One way to reduce the need for incompatible changes can be decreased by making the semantics of the fields more precise. E.g., if a field is defined as the "quality" of a document, where a higher number means higher quality, a new algorithm which produces a different range and distribution will typically be an incompatible change. However, if the field is defined more precisely as the average time spent on the document once it is clicked, then a new algorithm which produces better estimates of this value will not be an incompatible change. Using precise semantics also have the advantage of making it easier to understand if the use of the data and its statistical properties are reasonable.

Integration testing

Another challenge with continuous deployment is integration testing across multiple services: Another service depends on this Vespa application for its own integration testing. There are two ways to provide this: Either create an additional application instance for testing or use test data in the production instance. Using test data in production requires that some thought is given to separating this data from the real data in queries. A separate instance gives complete isolation, but with some additional overhead, and may not produce quite as realistic testing of queries, as those will run only over the test data in the separate instance.

Deleting an instance / application

To delete an application, including all instances, use the console at To remove instances (i.e. prod zone deployments) of an application, modify deployment.xml and validation-overrides.xml.

WARNING! Following these steps will remove production instances and all data within them. Data will be unrecoverable.

  1. Remove <prod> instances in deployment.xml:

    <deployment version="1.0">
        <region active="true">aws-us-east-1c</region>
  2. Add or modify validation-overrides.xml, allowing Vespa Cloud to remove production instances:

        <allow until="2021-03-01" comment="Remove instance">deployment-removal</allow>
  3. Build and submit the application package.

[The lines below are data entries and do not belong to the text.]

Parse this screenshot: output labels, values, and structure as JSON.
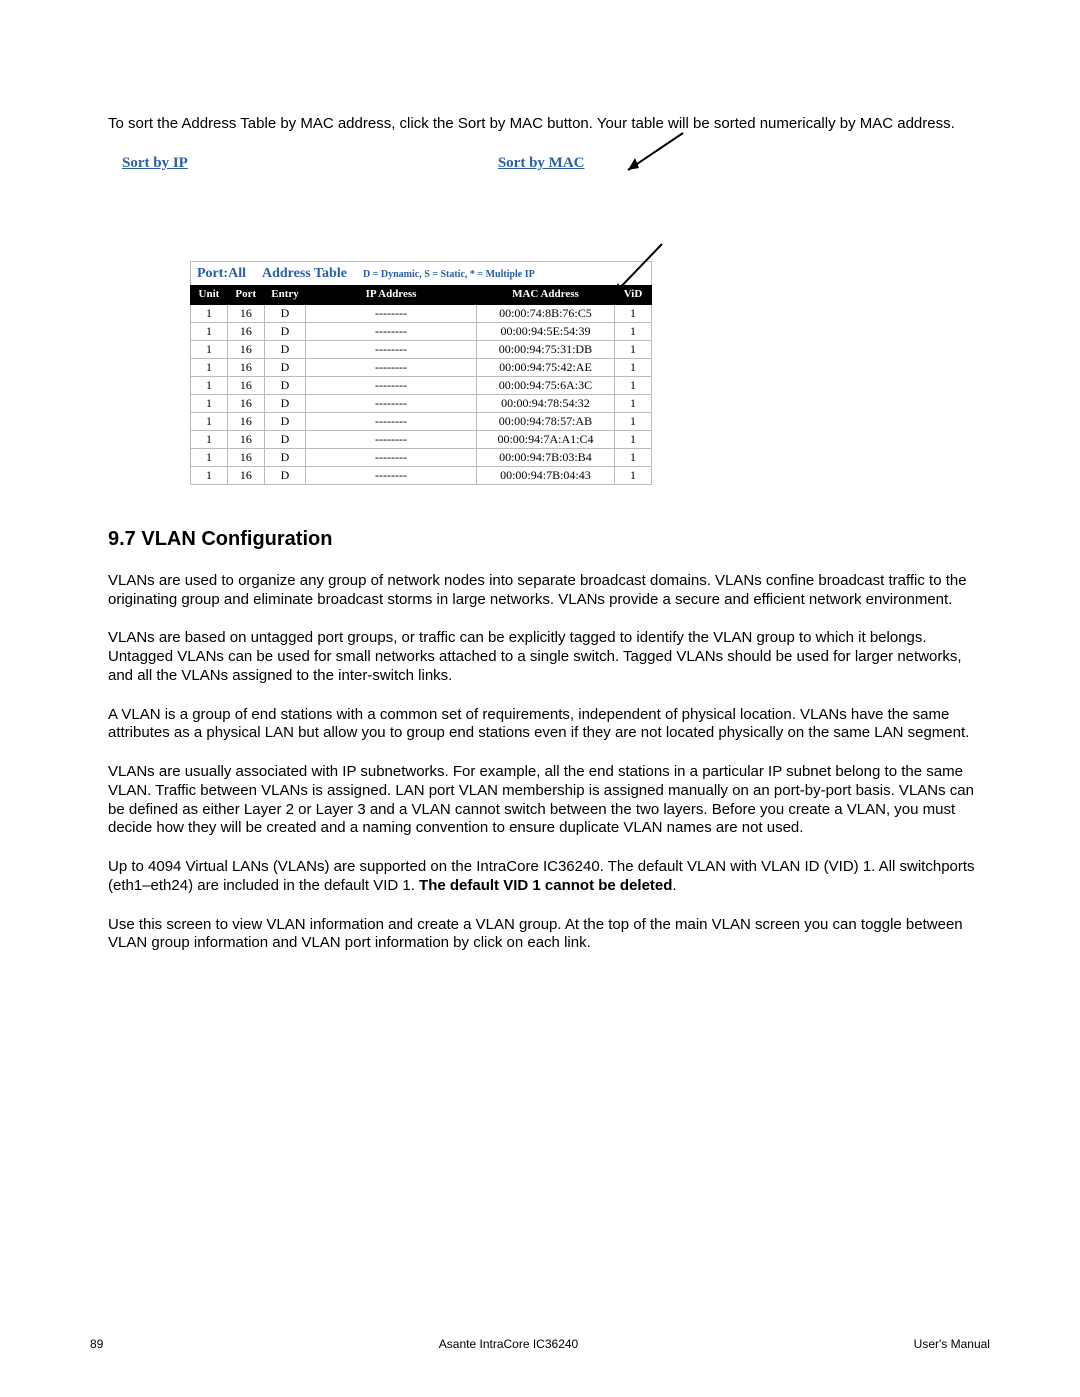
{
  "intro_text": "To sort the Address Table by MAC address, click the Sort by MAC button. Your table will be sorted numerically by MAC address.",
  "links": {
    "sort_by_ip": "Sort by IP",
    "sort_by_mac": "Sort by MAC"
  },
  "table": {
    "title_port": "Port:All",
    "title_name": "Address Table",
    "title_legend": "D = Dynamic,  S = Static,  * = Multiple IP",
    "headers": {
      "unit": "Unit",
      "port": "Port",
      "entry": "Entry",
      "ip": "IP Address",
      "mac": "MAC Address",
      "vid": "ViD"
    },
    "rows": [
      {
        "unit": "1",
        "port": "16",
        "entry": "D",
        "ip": "--------",
        "mac": "00:00:74:8B:76:C5",
        "vid": "1"
      },
      {
        "unit": "1",
        "port": "16",
        "entry": "D",
        "ip": "--------",
        "mac": "00:00:94:5E:54:39",
        "vid": "1"
      },
      {
        "unit": "1",
        "port": "16",
        "entry": "D",
        "ip": "--------",
        "mac": "00:00:94:75:31:DB",
        "vid": "1"
      },
      {
        "unit": "1",
        "port": "16",
        "entry": "D",
        "ip": "--------",
        "mac": "00:00:94:75:42:AE",
        "vid": "1"
      },
      {
        "unit": "1",
        "port": "16",
        "entry": "D",
        "ip": "--------",
        "mac": "00:00:94:75:6A:3C",
        "vid": "1"
      },
      {
        "unit": "1",
        "port": "16",
        "entry": "D",
        "ip": "--------",
        "mac": "00:00:94:78:54:32",
        "vid": "1"
      },
      {
        "unit": "1",
        "port": "16",
        "entry": "D",
        "ip": "--------",
        "mac": "00:00:94:78:57:AB",
        "vid": "1"
      },
      {
        "unit": "1",
        "port": "16",
        "entry": "D",
        "ip": "--------",
        "mac": "00:00:94:7A:A1:C4",
        "vid": "1"
      },
      {
        "unit": "1",
        "port": "16",
        "entry": "D",
        "ip": "--------",
        "mac": "00:00:94:7B:03:B4",
        "vid": "1"
      },
      {
        "unit": "1",
        "port": "16",
        "entry": "D",
        "ip": "--------",
        "mac": "00:00:94:7B:04:43",
        "vid": "1"
      }
    ]
  },
  "section": {
    "heading": "9.7 VLAN Configuration",
    "p1": "VLANs are used to organize any group of network nodes into separate broadcast domains. VLANs confine broadcast traffic to the originating group and eliminate broadcast storms in large networks. VLANs provide a secure and efficient network environment.",
    "p2": "VLANs are based on untagged port groups, or traffic can be explicitly tagged to identify the VLAN group to which it belongs. Untagged VLANs can be used for small networks attached to a single switch. Tagged VLANs should be used for larger networks, and all the VLANs assigned to the inter-switch links.",
    "p3": "A VLAN is a group of end stations with a common set of requirements, independent of physical location. VLANs have the same attributes as a physical LAN but allow you to group end stations even if they are not located physically on the same LAN segment.",
    "p4": "VLANs are usually associated with IP subnetworks. For example, all the end stations in a particular IP subnet belong to the same VLAN. Traffic between VLANs is assigned. LAN port VLAN membership is assigned manually on an port-by-port basis. VLANs can be defined as either Layer 2 or Layer 3 and a VLAN cannot switch between the two layers. Before you create a VLAN, you must decide how they will be created and a naming convention to ensure duplicate VLAN names are not used.",
    "p5a": "Up to 4094 Virtual LANs (VLANs) are supported on the IntraCore IC36240. The default VLAN with VLAN ID (VID) 1. All switchports (eth1–eth24) are included in the default VID 1. ",
    "p5b": "The default VID 1 cannot be deleted",
    "p5c": ".",
    "p6": "Use this screen to view VLAN information and create a VLAN group. At the top of the main VLAN screen you can toggle between VLAN group information and VLAN port information by click on each link."
  },
  "footer": {
    "page": "89",
    "center": "Asante IntraCore IC36240",
    "right": "User's Manual"
  }
}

  4. Delete the application in the console.

  5. Remove the CI job that builds and submits application packages.